Your instructions
Search the listing for the word "yellow". Copy every line where it is found.

Data in this exercise

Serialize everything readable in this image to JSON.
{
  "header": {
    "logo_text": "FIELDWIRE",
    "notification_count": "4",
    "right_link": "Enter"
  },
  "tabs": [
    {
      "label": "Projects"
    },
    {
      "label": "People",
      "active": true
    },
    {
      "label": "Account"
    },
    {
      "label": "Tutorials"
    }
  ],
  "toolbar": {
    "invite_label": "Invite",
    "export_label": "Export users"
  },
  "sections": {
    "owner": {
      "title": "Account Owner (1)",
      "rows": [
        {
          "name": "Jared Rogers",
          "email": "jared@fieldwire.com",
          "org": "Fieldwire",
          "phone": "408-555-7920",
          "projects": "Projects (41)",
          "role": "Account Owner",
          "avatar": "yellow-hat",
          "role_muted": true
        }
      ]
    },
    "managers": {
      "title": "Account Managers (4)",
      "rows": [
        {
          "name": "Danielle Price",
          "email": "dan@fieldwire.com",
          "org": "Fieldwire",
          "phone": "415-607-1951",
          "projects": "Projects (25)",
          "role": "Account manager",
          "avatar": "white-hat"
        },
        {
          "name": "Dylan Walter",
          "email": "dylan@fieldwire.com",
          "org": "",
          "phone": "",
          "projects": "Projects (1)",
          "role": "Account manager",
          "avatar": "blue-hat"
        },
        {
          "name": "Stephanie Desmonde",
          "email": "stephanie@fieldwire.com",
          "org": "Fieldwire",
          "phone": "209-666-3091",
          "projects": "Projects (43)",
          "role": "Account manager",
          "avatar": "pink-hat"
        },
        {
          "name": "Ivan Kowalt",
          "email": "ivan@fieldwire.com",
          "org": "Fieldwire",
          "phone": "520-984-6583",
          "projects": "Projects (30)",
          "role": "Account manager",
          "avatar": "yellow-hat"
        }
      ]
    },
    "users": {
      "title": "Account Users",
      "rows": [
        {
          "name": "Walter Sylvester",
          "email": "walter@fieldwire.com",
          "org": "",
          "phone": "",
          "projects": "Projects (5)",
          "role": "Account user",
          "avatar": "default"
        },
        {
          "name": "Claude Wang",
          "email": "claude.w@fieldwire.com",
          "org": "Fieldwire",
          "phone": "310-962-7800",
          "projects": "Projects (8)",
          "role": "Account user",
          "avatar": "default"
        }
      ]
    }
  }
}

Task output
          "avatar": "yellow-hat",
          "avatar": "yellow-hat"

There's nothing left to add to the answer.